The first illustrated books on Iran were published at the beginning of the 19th century. In 1838, French painter Texier alone, and in 1840, French painter Eugene Flandin, accompanied by his fellow traveler, an architect Pascal Coste, came to Iran assigned by the French government. Altogether, they pictured the Iranian historical buildings of that time in relentless detail. Caspar Drouvill, supported by the Russian court, came to Iran in 1812. During this trip, he prepared a remarkable collection of watercolors, devoted to Iranian people, and published it on return to St. Petersburg. It came out in 1820 and was entitled Voyage en Perse.
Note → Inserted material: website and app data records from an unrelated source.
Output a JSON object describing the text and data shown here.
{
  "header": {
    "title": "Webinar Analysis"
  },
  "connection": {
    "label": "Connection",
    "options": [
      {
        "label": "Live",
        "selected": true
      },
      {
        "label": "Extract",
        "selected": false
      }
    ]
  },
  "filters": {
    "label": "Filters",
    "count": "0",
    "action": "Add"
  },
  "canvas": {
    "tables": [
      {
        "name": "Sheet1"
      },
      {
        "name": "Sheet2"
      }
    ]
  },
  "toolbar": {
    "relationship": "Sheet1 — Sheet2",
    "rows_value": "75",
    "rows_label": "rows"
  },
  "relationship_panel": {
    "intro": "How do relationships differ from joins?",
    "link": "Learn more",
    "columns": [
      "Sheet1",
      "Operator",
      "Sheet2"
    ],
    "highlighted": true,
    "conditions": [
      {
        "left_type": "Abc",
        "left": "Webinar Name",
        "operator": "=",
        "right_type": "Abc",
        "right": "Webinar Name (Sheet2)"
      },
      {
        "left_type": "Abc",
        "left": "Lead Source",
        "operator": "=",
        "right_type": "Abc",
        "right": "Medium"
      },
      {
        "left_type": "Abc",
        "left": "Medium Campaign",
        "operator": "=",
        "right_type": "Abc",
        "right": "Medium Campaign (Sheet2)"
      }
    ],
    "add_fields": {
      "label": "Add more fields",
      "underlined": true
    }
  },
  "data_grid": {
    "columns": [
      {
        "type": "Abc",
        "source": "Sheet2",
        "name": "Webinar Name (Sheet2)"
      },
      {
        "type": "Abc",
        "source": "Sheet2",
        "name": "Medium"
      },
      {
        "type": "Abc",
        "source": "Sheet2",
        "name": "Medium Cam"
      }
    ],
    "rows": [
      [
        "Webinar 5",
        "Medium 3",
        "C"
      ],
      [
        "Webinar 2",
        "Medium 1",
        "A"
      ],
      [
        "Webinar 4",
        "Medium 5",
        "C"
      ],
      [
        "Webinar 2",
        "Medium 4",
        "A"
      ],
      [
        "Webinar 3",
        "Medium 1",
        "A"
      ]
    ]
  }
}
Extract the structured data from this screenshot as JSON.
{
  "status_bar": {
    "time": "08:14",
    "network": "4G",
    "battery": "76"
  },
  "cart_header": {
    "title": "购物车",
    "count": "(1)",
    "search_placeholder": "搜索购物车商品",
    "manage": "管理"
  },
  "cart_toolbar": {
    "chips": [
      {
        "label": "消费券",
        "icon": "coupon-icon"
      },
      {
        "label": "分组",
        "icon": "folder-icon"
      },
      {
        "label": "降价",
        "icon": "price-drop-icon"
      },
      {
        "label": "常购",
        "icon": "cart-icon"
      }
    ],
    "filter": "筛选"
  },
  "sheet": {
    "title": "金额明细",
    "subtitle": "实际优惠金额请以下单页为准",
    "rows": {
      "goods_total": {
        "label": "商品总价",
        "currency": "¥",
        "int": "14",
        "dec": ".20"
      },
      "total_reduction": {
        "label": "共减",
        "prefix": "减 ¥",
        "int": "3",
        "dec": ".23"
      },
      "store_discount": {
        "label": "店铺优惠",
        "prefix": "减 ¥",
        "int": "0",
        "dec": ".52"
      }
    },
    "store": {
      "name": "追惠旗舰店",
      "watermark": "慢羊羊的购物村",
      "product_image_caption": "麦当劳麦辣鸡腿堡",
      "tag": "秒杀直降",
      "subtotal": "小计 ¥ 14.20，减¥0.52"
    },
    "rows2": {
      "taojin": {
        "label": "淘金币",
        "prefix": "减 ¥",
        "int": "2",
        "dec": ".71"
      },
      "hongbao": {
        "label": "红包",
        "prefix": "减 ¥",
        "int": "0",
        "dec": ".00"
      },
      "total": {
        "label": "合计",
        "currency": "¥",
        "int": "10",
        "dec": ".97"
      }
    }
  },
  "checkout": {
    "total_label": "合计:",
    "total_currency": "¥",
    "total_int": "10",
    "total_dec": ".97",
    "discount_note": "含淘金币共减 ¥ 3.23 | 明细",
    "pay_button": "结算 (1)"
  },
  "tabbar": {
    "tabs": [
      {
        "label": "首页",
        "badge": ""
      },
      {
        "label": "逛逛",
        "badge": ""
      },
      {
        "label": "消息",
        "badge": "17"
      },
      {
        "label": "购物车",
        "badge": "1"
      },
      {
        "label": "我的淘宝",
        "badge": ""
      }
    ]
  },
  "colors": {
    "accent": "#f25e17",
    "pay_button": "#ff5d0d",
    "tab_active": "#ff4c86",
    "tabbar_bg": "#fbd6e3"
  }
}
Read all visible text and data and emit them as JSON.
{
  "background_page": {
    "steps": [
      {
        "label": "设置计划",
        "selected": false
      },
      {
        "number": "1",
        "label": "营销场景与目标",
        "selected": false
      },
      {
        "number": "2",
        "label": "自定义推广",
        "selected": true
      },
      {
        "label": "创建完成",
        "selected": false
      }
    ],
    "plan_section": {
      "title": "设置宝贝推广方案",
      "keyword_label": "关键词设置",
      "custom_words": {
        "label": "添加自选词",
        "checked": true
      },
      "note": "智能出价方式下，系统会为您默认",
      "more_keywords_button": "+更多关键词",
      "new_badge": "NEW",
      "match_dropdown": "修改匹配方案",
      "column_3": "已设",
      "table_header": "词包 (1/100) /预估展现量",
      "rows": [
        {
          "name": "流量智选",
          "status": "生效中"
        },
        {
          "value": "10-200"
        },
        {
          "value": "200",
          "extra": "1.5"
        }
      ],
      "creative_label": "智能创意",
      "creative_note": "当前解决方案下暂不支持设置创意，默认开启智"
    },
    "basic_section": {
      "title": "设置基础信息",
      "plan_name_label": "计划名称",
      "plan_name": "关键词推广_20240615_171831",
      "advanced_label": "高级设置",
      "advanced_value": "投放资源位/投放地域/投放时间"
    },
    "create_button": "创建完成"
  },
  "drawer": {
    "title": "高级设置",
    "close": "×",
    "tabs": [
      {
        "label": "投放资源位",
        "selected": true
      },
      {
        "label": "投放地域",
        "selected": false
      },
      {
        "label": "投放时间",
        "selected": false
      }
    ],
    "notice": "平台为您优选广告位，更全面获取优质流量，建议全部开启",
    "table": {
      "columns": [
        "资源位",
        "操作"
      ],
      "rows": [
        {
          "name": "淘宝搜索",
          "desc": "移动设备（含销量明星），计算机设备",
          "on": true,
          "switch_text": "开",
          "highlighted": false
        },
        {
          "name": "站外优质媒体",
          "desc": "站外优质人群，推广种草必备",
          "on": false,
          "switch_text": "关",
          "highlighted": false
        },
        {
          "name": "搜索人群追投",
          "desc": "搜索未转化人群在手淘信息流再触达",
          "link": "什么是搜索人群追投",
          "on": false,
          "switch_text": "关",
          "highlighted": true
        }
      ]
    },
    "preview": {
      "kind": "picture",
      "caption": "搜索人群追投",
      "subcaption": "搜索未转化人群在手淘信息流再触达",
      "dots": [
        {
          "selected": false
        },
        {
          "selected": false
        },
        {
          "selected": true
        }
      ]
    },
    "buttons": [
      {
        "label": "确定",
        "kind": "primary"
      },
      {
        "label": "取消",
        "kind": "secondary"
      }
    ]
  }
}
European political and military advisors at the Qajar court who were skillful in painting or photography also left colorful accounts of their stay in Iran. Among them are Sir Robert Ker Porter, English diplomat and artist (the year of residence in Iran - 1814); Soltikoff, Russian prince and painter (1850); Colombari, Italian military instructor and artist (1833-48); Luigi Pesce, Italian military instructor and photographer (1848-58); and Luigi Mentabone, Italian photographer, who came to Iran together with the Italian diplomatic mission in 1862. Some of the most sumptuous and finely illustrated volumes of the 19th-century Iran were collected by French archaeologist Marcel Dieulafoy and his wife Jane Dieulafoy.
Among the 19th and early 20th-century accounts, the two-volume book Persia and the Persian Question of Lord George Curzon (1859-1925) occupies a special place. No previous work on Iran had ever approached, nor has any subsequent one surpassed this monumental book. George Curzon was born in 1859 into the family of Baron Curzon. He proved to be a brilliant student and an ambitious man. He was perhaps the most important British politician in modern times who failed in his quest to become a prime minister. Curzon was a Viceroy of India, and he is chiefly remembered today for extending Western knowledge of Indian art, archeology, and literature. He was an active traveler and visited Ceylon, Afghanistan, Iran, Turkistan, China, Japan, and Korea. These travels provided material for a series of books such as Russia in Central Asia (1889), Persia and the Persian Question (1892), and Problems of the Far East (1894).
Robert Byron was one of those bright young travelers who set off from the British Isles to the world's most distant corners in the period between the two World Wars. Together with Christopher Sykes, he visited Esfahan in 1937. In his brilliant The Road to Oxiana, he wrote: "The beauty of Esfahan steals on the mind unawares. You drive about, under avenues of white tree-trunks and canopies of shining twigs; past domes of turquoise and spring yellow in a sky of liquid violet-blue; along the river patched with twisting shoals, catching that blue in its muddy silver, and lined with feathery groves where the sap calls; across bridges of pale toffee brick, tier on tier of arches breaking into piled pavilions; overlooked by lilac mountains, by the Kuh-i-Sufi [the Soffeh Mountain shaped like Punch's hump and by other ranges receding to a line of snowy surf; and before you know how Esfahan has become indelible, has insinuated its image into that gallery of places which everyone privately treasures."